Return every line of the listing that includes the string "fuoco".

▶ [LISTED ENTRIES]:
——
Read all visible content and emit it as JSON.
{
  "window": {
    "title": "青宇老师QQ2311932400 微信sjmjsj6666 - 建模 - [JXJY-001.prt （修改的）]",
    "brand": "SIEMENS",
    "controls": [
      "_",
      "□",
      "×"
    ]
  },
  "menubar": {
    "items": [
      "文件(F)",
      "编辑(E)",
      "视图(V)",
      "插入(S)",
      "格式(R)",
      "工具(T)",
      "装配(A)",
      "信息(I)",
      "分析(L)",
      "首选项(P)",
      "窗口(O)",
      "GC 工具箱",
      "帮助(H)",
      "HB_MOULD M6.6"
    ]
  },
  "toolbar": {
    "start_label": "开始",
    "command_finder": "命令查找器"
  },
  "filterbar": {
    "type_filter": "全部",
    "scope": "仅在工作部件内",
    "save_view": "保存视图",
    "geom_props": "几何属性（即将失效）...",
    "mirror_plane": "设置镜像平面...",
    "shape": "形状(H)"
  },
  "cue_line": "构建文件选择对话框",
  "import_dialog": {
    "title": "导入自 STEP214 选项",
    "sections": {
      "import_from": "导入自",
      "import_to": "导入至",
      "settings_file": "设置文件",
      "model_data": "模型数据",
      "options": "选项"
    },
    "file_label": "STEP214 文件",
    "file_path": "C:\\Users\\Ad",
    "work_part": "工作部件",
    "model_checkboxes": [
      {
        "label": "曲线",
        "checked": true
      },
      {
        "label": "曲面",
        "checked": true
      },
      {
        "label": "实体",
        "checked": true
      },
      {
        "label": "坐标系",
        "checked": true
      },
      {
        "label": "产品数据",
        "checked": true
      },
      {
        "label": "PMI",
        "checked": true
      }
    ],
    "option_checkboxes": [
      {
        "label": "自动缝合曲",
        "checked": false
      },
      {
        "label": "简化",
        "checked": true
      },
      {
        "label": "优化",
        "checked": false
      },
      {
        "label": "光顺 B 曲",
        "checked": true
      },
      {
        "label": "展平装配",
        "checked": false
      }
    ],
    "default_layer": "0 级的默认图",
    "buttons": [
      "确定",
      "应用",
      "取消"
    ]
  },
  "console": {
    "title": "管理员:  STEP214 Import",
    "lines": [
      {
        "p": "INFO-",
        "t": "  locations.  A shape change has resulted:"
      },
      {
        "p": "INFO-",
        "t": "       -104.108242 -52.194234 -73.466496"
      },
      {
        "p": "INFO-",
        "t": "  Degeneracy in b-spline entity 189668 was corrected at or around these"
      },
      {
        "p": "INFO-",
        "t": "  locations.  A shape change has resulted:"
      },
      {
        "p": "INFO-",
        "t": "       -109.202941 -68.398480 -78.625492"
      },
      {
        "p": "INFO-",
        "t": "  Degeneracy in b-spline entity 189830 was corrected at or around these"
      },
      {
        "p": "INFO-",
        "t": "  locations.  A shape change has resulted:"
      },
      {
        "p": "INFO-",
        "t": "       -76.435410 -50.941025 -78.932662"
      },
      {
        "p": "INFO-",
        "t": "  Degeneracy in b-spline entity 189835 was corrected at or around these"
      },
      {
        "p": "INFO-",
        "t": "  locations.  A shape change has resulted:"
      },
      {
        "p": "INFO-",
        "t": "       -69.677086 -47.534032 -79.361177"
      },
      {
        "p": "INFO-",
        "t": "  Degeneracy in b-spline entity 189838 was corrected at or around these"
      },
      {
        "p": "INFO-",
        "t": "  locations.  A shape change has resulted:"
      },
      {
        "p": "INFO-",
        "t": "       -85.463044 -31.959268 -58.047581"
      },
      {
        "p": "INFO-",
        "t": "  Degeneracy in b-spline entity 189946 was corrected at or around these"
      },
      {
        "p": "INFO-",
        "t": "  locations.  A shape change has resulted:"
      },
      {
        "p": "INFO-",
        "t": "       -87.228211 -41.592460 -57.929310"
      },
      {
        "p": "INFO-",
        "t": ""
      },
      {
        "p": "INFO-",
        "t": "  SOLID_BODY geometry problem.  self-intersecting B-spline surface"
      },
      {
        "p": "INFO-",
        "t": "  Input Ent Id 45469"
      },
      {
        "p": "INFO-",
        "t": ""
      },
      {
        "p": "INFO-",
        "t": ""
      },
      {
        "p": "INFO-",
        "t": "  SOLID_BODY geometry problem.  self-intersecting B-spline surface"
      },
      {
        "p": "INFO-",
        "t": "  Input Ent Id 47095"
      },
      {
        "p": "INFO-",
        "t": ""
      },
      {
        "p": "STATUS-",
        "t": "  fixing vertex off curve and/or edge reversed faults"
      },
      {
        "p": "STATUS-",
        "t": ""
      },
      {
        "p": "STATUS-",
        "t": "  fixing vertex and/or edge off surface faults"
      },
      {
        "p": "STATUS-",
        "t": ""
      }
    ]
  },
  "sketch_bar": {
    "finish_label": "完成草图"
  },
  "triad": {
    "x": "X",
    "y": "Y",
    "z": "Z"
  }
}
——
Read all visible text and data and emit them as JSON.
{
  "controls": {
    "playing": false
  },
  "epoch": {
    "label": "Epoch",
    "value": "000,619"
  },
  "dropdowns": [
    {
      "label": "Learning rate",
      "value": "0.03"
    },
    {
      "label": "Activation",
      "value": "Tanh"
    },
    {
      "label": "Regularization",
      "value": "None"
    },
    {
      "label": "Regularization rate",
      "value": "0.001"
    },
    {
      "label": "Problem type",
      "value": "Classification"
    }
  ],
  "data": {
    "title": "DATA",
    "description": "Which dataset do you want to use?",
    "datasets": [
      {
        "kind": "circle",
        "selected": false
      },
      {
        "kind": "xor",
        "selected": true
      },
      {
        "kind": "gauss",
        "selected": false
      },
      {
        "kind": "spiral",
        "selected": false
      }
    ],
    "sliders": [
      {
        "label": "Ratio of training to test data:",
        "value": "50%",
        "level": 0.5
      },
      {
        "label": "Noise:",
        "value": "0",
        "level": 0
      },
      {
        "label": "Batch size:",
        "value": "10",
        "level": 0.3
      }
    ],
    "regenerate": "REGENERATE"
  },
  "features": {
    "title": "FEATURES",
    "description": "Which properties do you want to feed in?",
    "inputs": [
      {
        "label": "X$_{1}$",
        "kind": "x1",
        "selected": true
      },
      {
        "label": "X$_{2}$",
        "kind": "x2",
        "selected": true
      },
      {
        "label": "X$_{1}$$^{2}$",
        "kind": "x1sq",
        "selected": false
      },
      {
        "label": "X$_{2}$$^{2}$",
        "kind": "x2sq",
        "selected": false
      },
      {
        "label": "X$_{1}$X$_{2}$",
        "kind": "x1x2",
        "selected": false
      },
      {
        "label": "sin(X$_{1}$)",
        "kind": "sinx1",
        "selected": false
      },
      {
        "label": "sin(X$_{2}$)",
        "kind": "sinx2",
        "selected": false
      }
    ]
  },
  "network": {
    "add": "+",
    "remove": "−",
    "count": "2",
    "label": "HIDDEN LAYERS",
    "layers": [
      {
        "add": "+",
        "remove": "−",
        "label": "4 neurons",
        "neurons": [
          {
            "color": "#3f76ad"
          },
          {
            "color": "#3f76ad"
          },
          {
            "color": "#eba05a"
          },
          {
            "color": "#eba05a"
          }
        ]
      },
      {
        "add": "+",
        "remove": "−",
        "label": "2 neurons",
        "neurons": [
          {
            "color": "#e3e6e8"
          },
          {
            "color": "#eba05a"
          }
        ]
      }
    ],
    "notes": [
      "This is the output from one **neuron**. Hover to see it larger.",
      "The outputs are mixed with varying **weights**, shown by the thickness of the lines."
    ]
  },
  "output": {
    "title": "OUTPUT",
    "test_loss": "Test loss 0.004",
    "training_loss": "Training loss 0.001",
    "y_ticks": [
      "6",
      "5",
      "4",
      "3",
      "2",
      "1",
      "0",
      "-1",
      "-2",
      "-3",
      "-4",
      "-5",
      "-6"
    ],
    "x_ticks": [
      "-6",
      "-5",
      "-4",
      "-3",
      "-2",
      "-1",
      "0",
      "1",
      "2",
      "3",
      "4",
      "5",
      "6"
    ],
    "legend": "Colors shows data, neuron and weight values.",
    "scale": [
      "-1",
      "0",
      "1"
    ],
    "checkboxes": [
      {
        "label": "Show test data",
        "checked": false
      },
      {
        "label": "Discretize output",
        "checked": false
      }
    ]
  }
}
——
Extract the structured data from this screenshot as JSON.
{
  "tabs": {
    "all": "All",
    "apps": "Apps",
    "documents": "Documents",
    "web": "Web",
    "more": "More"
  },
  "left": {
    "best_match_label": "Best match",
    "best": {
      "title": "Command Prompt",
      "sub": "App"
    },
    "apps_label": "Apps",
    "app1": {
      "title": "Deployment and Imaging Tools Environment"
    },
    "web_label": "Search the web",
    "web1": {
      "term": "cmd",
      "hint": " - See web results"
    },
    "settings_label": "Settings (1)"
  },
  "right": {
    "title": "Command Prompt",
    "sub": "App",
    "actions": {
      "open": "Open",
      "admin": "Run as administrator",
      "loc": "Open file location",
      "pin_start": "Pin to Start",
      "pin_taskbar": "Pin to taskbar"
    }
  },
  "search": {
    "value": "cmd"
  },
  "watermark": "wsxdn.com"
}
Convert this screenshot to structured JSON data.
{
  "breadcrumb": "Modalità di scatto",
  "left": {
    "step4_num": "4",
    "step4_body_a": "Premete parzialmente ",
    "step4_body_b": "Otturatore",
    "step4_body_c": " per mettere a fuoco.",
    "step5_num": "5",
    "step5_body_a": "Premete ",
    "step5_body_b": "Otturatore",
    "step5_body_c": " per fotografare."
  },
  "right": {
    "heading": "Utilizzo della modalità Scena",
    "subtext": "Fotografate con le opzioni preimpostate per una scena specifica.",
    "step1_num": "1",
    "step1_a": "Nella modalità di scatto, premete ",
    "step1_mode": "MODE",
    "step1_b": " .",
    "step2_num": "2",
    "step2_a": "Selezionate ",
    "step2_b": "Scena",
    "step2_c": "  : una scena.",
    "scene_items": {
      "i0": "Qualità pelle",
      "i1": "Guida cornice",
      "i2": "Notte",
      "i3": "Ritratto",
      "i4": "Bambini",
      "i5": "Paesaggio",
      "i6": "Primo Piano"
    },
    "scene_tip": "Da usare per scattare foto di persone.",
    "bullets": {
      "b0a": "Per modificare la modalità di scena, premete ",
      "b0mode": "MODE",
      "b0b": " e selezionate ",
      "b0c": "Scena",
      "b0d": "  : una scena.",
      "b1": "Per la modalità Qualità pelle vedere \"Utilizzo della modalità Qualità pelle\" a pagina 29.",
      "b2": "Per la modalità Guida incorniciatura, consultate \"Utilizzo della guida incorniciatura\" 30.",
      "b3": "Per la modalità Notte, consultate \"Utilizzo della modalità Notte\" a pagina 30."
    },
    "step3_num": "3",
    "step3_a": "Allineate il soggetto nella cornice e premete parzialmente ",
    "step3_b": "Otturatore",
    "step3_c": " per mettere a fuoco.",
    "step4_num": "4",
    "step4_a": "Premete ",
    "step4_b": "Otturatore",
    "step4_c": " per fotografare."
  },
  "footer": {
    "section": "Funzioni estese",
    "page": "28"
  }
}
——
▶ [PROBLEM SOLUTION]:
    "step4_body_c": " per mettere a fuoco.",
    "step3_c": " per mettere a fuoco.",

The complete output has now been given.